Monday, May 3, 2010
Citizens, how goes it? Not bad here and I will feel much better once I have dusted off a few blogger cobwebs. I must say that my trip back to Ireland the weekend before last was quite enjoyable. The Friday of my departure was pretty smooth even though Charles de Gaulle Airport was rammed with the volcanic ash back-log. I spent the night in Dublin with my close friend Neil who is my original co-conspirator for the Mizen to Malin run next year. Hours were spent listening to music and catching up, we got a lot of work done too in developing a sponsorship package to fund this epic adventure. And even though its a year+ away it still needs a tremendous amount of timing and coordination to pull this off. To quote Alicia "Lets just get this 100km race over first eh...", quite right my dear, ahem, moving on.

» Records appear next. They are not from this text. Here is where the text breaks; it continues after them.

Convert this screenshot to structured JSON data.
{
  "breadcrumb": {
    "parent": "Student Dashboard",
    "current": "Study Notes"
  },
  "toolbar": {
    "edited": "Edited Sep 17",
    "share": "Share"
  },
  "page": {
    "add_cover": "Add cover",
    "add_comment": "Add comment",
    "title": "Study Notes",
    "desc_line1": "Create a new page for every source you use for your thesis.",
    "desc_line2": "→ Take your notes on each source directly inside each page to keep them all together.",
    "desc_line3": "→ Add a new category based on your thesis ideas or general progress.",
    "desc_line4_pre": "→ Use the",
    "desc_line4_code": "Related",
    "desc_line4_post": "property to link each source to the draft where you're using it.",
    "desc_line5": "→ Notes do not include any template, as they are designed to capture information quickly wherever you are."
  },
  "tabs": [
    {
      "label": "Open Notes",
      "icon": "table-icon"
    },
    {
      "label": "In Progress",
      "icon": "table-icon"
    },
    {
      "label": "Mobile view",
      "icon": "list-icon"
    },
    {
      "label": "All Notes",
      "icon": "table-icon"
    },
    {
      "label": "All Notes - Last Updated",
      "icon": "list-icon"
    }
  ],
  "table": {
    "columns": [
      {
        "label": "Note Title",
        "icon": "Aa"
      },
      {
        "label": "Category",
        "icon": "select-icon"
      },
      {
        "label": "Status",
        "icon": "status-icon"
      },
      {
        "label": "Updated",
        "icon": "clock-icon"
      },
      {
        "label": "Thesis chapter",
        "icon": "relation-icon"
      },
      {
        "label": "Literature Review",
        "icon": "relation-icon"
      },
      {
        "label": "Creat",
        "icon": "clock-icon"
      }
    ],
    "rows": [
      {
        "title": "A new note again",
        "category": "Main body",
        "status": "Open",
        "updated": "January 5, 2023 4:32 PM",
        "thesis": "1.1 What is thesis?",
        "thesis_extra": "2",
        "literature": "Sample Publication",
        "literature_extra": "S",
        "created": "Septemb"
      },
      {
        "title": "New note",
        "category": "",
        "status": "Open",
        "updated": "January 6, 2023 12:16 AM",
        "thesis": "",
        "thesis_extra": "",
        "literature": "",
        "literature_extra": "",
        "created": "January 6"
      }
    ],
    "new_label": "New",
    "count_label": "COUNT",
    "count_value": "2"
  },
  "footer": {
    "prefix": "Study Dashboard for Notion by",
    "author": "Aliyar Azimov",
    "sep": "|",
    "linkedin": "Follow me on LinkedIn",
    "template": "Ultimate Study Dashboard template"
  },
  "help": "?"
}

I made it down to the stix early on Saturday morning to see all my family and it felt awesome to see them all again. They live in a little village in Offaly called Ballycumber and it is definitely a one horse town, lots of bogs and back roads, a runners paradise really. After getting settled I wasted no time in lacing up my New Balance shoes and hitting the countryside. It was my first run on home soil and it did not disappoint. The temperature was quite a few degrees below what I had left in Paris but that didn't phase me too much, what did surprise me was the wind. It was a real struggle during some parts of my run as it always seemed to be coming from the side or straight on. My brother came out with a video camera for a section of it and put together some footage for me. He did a great job and I have posted it below as well as on facebook. I also ran a marathon on the Monday as my last major long run before starting the taper for the 100k.
I spent a lot of my weekend discussing the effect the recession has had on the country and let me tell you its startling the way the government is treating it's people. Compared to Ireland at the moment, the UK and France are positively soaring. In Ireland there is a sadness and negativity that I could actually feel in the air, I also was blown away by the tales of hardship I heard. People I went to school with being diagnosed with terminal illness, children being born with severe handicaps and healthy people in the prime of their lives being struck down with all sorts of terrible ailments. Now I am not making this up nor exaggerating the numbers in these cases, it seriously seems like the marrow of the people has been drained away by the terrible economical climate there. I think a major change is needed as no-one deserves that kind of stress and uncertainty.
Being back in Paris is much different as you can imagine, for starters seeing someone running down the road draws less attention than in a country village. Pearl is progressing well and seems to understand the world around her a bit more, vocally she seems to be experimenting and trying to find her voice. Tomorrow she will go under anaesthetic for her MRI, this is the third attempt so cross your fingers for a positive outcome. We are also delving into Makaton signing with her which is an abbreviated version of sign language and she responds well to the bit we do know, further study is definitely needed. However, my Everest is to toilet train her and with a lot of accidents and patience I think we can conquer it.
I had a one and a half hour run this morning and will probably fit in 2-3 more sessions before I finish up on Sunday for a week. After that its rest and some cycling for a few days. Myself and Alicia depart for Vendee on Fri 14th, my wonderful sister Alison (who ran her first 4 mile race yesterday in 36.24, so proud of her) and Mum are coming over to stay at home with the kids. I am really excited at this stage and just need luck that no last minute injuries will hamper this undertaking, I have trained hard and confident that Autism will be in the minds of a few more people by the time I cross the line and maybe even for a while after it. Wishing you all the very best.
See you round the bend,